My Lords, could the noble Lord tell the House how many of those Amendments were Government Amendments or Amendments relating to changes in drafting?


That does not matter. The Government, just like anybody else, need time to prepare Amendments; and both the Opposition and the Government found time in those two stages to put forward 300 Amendments. We found time to divide on four of them. If the noble Baroness, Lady Elliot of Harwood, has any complaint about the decisions on probation and the issue of warrants, there is at least the merit that those decisions were arrived at by the will of your Lordships; it was not simply a matter of agreeing to what was put forward by the Government. The Amendments were voted upon, and the Bill as it stands is what your Lordships have made it. There can be no ground for criticism on that score.

I respect the point of view expressed by the noble Lord, Lord Balerno, on the religious issue. I must say to my noble friend Lord Ritchie-Calder that on this matter I find myself more in agreement with Lord Balerno: that it is right to take into consideration the religious point of view, rather than the opposite point of view, that it is now something which should be disregarded or excluded. Having said that, I repeat what I said before: that I do not believe that the Churches' influence or opportunity in these matters will be set aside. Who will be co-opted will depend entirely on the local authorities.

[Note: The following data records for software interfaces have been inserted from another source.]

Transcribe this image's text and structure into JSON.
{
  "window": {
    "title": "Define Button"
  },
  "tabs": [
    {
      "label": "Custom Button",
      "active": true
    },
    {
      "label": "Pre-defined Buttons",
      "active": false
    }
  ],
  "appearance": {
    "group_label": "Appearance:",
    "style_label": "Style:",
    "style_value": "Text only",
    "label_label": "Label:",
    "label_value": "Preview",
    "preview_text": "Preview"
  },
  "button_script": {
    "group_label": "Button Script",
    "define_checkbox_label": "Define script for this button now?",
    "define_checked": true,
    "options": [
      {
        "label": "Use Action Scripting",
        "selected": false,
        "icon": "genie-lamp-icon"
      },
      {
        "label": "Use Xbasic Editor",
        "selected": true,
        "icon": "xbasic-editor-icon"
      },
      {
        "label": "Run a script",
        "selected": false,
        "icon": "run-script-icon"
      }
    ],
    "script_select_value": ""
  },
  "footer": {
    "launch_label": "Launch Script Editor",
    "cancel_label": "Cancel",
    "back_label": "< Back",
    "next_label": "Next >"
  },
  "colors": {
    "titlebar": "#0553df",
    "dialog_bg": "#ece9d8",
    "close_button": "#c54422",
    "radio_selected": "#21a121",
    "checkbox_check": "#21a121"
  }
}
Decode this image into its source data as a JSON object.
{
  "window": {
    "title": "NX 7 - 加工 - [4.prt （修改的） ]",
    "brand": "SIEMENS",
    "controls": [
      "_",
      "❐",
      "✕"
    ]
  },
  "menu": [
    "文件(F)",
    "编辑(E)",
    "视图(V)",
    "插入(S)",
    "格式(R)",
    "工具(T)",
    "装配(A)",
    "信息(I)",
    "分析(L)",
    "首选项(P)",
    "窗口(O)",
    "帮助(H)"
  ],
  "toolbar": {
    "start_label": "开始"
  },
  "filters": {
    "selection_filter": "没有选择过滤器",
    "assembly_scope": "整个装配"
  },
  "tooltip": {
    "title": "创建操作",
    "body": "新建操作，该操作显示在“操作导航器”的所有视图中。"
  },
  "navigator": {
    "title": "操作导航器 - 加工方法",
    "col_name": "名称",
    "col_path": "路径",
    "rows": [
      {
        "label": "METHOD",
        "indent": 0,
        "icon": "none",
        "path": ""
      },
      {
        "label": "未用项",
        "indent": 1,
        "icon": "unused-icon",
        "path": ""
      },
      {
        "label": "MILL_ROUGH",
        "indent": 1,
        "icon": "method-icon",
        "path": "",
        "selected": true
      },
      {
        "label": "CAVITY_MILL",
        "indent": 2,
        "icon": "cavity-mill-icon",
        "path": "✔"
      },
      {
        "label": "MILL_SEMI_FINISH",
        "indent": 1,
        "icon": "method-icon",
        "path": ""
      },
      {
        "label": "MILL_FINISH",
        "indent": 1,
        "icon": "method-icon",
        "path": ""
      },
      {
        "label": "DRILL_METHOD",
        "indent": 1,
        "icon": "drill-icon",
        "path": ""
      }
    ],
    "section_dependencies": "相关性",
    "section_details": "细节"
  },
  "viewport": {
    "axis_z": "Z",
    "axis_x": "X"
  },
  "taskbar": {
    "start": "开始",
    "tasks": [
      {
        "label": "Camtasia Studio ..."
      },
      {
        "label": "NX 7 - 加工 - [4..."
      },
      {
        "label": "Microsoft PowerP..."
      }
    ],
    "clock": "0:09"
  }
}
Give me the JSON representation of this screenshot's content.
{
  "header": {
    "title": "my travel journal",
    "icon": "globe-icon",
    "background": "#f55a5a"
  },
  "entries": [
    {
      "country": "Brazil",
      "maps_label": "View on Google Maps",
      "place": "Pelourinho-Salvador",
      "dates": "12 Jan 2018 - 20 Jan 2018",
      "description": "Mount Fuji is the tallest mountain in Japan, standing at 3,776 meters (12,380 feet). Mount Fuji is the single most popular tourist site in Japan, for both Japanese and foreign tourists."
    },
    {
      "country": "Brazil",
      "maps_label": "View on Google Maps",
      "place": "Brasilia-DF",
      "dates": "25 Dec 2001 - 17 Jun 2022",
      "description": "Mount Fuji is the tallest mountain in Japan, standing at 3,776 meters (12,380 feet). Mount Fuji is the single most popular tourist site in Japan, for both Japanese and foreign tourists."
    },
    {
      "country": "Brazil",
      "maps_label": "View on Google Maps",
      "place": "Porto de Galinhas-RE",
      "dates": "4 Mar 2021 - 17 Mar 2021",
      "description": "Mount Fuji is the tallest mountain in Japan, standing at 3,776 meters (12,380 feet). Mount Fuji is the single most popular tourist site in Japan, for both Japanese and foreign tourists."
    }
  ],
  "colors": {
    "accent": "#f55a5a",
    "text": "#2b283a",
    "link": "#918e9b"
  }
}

I conclude by saying that it is, of course, difficult to satisfy everybody. The noble Baroness, Lady Elliot, was to move an Amendment which would have restricted the rights of co-option. At least one noble Lord did not wish anybody to be co-opted to the committee. The noble Lord, Lord Balerno, wanted particular places to be reserved, whereas my noble friend Lord Ritchie-Calder did not want such people to be in. In such matters as these somebody, at least one of the three noble Lords who raised the point, is bound to be disappointed, since one cannot accomplish three different things at the same time.

Notwithstanding what has been said to-day, I am grateful for the way in which this Bill has been considered. I am grateful for the meticulous care with which the Bill has been gone into by the opposite Front Bench, and for the constructive way in which they have sought to accomplish its passage through your Lordships' House. The fact that there were 300 Amendments and that we managed to deal with them in very much less time than another place could possibly have considered that number of Amendments does not mean that we did not give them adequate consideration; but at all times the convenience of the House was sought and, with the very occasional exception, points were not made time after time. I therefore express thanks to all those who have helped because they like the Bill, as well as to those who have helped even though they do not like the Bill.


My Lords, before the noble Lord sits down, may I ask him to say how much time elapsed between the publication of the Bill and the Second Reading? It seemed to be a short period of time, in view of the importance of the Bill and remembering the many persons in Scotland who had to be consulted.


My Lords, I would remind Lord Balerno that almost every point raised on Second Reading was a point which was going to be raised in Committee and nobody, with the exception of one noble Lord, took exception to the principle of the Bill. Some noble Lords disliked the provisions relating to probation, but the general principle behind the Bill was accepted on Second Reading. I beg to move that the Bill do now pass.

Moved that the Bill do now pass.— (Lord Hughes.)

On Question, Bill passed, and sent to the Commons.